## Input data
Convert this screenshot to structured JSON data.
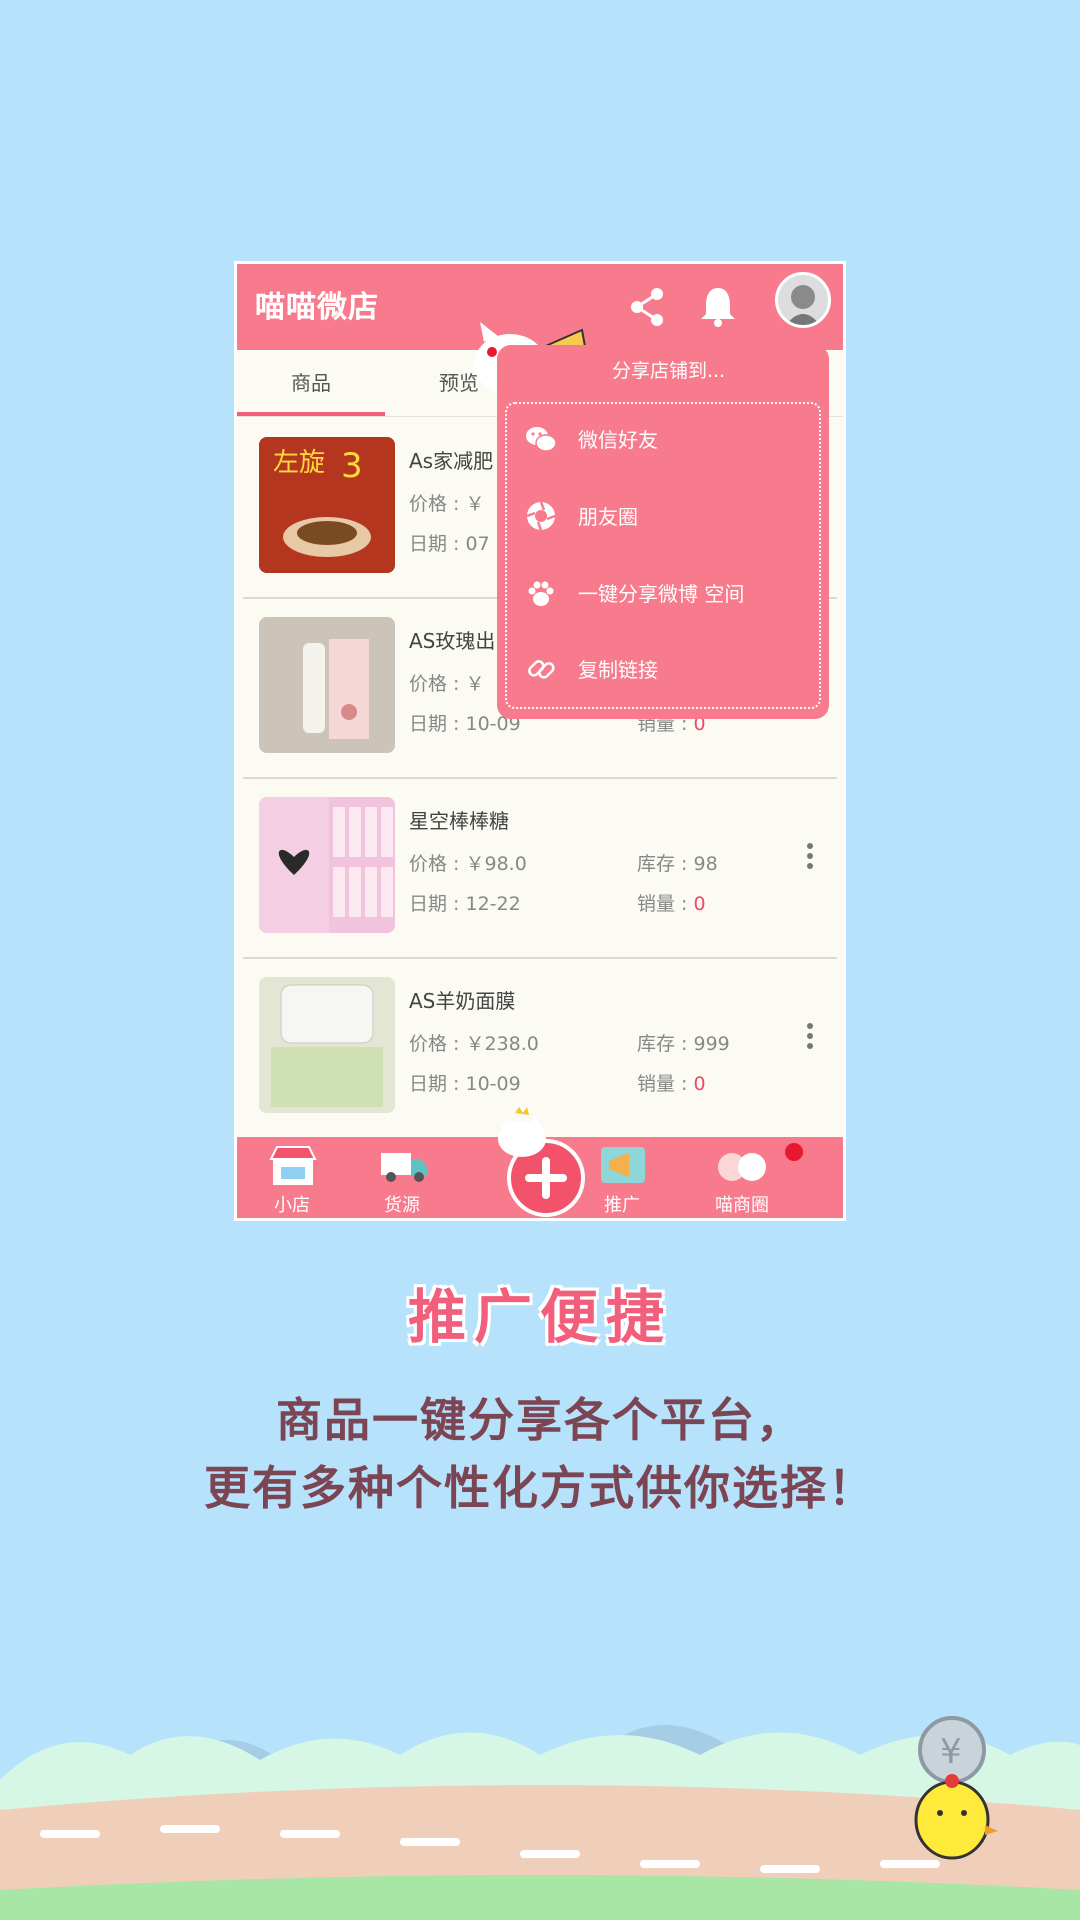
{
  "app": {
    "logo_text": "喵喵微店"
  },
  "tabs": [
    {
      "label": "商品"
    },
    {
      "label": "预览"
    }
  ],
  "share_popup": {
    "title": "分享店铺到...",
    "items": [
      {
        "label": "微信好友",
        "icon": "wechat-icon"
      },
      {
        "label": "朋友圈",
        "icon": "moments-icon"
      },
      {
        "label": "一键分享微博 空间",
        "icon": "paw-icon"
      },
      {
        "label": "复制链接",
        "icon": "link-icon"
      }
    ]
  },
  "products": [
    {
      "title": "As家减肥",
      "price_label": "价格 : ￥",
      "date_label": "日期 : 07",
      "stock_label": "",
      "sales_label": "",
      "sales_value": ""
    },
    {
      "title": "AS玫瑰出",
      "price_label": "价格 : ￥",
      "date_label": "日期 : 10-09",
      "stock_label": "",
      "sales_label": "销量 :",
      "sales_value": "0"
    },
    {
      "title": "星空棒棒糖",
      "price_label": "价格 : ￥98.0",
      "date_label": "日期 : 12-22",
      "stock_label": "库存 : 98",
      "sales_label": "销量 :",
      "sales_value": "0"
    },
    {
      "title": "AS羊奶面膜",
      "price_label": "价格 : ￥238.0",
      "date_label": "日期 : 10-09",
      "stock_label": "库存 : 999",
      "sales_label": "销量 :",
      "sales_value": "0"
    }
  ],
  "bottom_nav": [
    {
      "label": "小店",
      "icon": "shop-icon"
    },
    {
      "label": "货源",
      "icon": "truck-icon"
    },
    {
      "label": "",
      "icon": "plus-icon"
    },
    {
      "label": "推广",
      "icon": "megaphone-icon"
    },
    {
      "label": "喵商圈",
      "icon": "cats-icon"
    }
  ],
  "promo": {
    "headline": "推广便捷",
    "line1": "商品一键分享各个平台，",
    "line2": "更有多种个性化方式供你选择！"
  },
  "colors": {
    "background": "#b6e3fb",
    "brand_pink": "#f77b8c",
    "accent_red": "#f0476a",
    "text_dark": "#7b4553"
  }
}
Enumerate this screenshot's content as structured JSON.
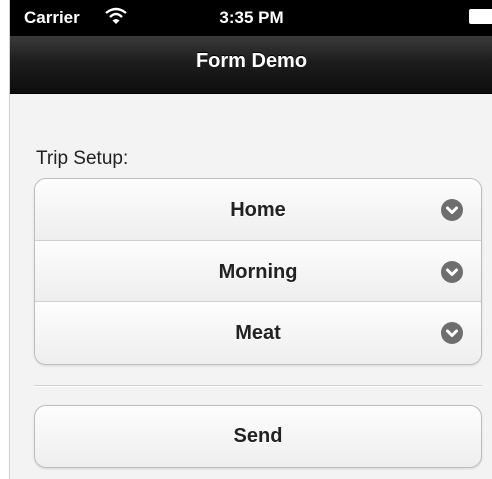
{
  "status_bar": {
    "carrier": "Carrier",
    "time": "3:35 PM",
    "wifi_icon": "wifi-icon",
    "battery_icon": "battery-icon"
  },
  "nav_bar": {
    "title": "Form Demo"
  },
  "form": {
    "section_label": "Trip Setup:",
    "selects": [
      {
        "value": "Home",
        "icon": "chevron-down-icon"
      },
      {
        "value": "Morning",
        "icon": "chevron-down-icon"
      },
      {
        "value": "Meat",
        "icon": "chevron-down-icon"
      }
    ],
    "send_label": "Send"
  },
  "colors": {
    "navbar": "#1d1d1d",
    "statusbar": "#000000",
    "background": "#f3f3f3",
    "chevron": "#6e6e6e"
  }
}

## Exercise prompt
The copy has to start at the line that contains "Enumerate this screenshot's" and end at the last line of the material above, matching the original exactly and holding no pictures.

## Result
Enumerate this screenshot's content as structured JSON.
{
  "status_bar": {
    "carrier": "Carrier",
    "time": "3:35 PM",
    "wifi_icon": "wifi-icon",
    "battery_icon": "battery-icon"
  },
  "nav_bar": {
    "title": "Form Demo"
  },
  "form": {
    "section_label": "Trip Setup:",
    "selects": [
      {
        "value": "Home",
        "icon": "chevron-down-icon"
      },
      {
        "value": "Morning",
        "icon": "chevron-down-icon"
      },
      {
        "value": "Meat",
        "icon": "chevron-down-icon"
      }
    ],
    "send_label": "Send"
  },
  "colors": {
    "navbar": "#1d1d1d",
    "statusbar": "#000000",
    "background": "#f3f3f3",
    "chevron": "#6e6e6e"
  }
}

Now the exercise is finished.